Return all lines from the listing below in which the string "this" occurs.
[[ Dataset excerpts open ]]
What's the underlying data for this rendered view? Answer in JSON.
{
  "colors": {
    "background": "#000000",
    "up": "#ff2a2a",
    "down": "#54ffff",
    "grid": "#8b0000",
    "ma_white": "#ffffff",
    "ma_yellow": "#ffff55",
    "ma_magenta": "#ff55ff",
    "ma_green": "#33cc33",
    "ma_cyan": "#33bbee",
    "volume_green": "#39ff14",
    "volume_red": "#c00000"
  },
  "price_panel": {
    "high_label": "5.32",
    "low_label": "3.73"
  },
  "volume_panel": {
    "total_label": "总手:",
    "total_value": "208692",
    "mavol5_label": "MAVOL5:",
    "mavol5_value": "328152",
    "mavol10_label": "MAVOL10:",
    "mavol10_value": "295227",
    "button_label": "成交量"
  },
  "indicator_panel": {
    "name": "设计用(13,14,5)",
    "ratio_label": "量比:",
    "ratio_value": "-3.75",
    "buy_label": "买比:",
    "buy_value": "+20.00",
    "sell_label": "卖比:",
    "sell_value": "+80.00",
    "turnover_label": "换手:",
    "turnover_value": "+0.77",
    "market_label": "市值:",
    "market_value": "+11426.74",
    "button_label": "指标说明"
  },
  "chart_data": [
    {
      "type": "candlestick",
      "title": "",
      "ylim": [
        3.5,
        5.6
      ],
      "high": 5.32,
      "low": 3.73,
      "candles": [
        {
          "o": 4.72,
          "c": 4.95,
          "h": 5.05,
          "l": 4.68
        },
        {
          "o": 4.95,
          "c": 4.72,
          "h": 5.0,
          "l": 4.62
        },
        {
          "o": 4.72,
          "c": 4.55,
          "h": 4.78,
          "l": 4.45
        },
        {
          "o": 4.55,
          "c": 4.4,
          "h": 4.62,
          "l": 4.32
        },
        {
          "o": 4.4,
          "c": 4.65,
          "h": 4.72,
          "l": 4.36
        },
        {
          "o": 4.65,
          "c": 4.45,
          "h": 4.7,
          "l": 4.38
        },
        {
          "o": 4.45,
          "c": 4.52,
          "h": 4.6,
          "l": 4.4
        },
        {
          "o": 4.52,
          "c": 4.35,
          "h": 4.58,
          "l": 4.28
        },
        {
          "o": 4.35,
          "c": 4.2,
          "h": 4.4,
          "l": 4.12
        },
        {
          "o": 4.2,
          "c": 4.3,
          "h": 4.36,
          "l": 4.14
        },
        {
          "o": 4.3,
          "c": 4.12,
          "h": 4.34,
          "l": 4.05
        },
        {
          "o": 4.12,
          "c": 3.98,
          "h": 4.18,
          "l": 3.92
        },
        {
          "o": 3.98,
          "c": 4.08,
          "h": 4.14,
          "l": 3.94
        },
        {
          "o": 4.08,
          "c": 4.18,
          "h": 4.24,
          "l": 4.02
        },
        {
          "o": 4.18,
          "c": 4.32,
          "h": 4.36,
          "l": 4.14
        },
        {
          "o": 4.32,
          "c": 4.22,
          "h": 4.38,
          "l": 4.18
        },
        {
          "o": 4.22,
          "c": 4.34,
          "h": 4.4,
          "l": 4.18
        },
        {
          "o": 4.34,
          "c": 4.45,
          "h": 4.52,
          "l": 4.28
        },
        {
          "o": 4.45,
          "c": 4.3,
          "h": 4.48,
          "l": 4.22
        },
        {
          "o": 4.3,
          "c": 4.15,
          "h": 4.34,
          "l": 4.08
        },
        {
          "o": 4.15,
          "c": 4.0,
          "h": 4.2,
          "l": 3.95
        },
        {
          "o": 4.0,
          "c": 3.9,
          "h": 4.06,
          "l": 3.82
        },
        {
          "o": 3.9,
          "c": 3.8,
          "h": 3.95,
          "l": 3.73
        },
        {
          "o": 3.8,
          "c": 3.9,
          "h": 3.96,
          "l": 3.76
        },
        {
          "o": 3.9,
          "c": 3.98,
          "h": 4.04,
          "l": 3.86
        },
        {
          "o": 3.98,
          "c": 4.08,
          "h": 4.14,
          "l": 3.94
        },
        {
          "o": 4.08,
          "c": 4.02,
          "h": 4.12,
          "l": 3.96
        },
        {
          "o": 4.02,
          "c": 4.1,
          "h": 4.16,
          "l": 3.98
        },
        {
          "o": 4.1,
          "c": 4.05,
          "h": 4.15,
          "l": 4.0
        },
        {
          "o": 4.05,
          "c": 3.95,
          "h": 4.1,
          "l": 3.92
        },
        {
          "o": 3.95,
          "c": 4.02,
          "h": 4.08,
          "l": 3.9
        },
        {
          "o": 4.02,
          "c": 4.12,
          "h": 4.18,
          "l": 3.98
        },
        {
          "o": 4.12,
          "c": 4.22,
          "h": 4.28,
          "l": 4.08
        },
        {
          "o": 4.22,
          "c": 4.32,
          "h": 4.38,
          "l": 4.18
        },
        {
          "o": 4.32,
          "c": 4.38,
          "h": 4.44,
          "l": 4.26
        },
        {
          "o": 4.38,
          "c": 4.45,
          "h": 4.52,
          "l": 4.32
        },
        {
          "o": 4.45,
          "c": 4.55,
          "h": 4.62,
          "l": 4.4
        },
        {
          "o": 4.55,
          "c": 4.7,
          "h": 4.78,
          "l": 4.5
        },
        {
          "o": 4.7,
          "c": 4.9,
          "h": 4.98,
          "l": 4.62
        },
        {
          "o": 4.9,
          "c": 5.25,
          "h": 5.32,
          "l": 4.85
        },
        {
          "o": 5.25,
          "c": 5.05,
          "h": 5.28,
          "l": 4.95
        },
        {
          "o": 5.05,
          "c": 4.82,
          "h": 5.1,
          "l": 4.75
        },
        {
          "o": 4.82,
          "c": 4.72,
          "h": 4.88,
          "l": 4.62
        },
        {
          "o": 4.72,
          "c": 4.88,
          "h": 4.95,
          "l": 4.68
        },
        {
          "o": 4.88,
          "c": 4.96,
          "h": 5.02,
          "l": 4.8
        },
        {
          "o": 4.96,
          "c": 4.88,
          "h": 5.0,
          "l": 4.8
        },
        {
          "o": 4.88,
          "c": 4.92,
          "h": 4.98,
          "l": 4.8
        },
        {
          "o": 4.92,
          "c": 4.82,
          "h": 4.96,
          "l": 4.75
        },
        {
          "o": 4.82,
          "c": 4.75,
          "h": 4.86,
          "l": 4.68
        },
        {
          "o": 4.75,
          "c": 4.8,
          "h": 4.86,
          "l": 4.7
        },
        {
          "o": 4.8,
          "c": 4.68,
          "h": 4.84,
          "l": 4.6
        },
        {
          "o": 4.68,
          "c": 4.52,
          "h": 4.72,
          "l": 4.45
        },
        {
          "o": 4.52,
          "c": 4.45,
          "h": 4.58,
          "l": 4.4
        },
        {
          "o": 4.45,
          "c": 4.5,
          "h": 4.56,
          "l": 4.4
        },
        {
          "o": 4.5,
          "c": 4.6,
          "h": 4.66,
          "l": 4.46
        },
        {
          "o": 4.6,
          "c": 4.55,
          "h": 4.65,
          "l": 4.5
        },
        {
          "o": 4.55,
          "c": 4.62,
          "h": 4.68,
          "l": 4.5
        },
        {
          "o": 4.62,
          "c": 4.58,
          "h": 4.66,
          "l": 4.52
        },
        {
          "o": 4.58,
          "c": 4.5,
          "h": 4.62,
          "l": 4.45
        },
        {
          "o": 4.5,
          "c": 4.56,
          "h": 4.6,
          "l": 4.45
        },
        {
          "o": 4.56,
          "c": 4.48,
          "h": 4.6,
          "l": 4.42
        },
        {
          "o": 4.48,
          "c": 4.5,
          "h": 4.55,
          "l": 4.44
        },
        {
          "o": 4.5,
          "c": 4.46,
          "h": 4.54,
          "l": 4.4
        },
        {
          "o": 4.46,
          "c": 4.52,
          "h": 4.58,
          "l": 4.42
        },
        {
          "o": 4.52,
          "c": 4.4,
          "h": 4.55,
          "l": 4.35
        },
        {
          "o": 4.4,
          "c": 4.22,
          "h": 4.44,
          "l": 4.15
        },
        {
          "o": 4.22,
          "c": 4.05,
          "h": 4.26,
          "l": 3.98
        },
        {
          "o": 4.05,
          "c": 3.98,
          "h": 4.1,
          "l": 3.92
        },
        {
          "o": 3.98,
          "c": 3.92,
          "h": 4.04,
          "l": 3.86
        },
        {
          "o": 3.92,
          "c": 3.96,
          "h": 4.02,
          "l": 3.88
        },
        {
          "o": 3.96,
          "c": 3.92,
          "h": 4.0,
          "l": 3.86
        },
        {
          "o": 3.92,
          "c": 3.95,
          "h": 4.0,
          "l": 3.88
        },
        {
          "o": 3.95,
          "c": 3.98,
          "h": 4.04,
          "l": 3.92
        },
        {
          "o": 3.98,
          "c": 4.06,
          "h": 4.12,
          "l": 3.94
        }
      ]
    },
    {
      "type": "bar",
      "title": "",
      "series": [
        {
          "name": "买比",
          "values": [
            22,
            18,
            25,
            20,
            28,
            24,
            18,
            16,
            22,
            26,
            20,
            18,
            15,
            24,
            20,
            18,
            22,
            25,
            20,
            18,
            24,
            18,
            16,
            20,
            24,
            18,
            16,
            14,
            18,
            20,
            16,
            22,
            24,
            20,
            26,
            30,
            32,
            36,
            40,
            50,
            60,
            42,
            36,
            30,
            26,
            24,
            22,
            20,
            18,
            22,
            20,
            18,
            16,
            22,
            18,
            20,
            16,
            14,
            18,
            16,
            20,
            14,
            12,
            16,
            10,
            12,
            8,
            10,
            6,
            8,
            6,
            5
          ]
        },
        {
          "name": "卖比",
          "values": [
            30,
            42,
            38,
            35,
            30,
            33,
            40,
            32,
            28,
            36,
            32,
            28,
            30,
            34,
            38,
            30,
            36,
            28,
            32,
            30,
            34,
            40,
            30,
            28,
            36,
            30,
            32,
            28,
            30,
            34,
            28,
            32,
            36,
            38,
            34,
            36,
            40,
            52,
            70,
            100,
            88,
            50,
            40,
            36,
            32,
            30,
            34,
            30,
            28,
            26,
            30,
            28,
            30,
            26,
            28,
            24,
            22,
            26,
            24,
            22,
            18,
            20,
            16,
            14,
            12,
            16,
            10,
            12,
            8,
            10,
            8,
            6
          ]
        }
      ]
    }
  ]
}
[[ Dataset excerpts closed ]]
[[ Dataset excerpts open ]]
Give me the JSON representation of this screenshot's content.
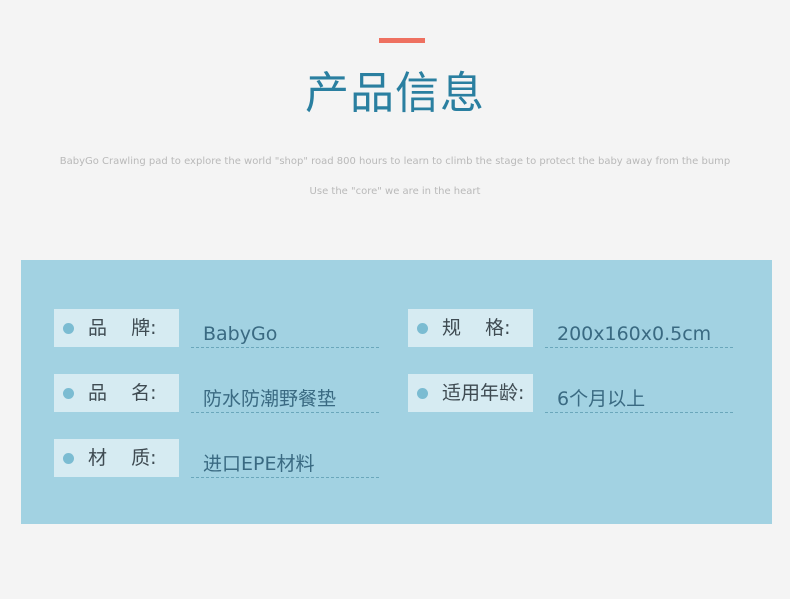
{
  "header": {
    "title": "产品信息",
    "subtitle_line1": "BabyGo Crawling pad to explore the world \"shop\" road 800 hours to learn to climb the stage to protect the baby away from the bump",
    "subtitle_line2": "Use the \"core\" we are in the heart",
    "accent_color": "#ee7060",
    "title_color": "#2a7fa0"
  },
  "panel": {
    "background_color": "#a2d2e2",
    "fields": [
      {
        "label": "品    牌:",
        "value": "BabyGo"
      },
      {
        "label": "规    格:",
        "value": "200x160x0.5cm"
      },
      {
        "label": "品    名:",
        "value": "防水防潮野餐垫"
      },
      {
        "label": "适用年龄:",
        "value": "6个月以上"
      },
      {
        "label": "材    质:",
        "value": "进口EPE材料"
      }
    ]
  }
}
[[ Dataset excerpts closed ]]
### Task answer
What's the underlying data for this rendered view? Answer in JSON.
Give me the JSON representation of this screenshot's content.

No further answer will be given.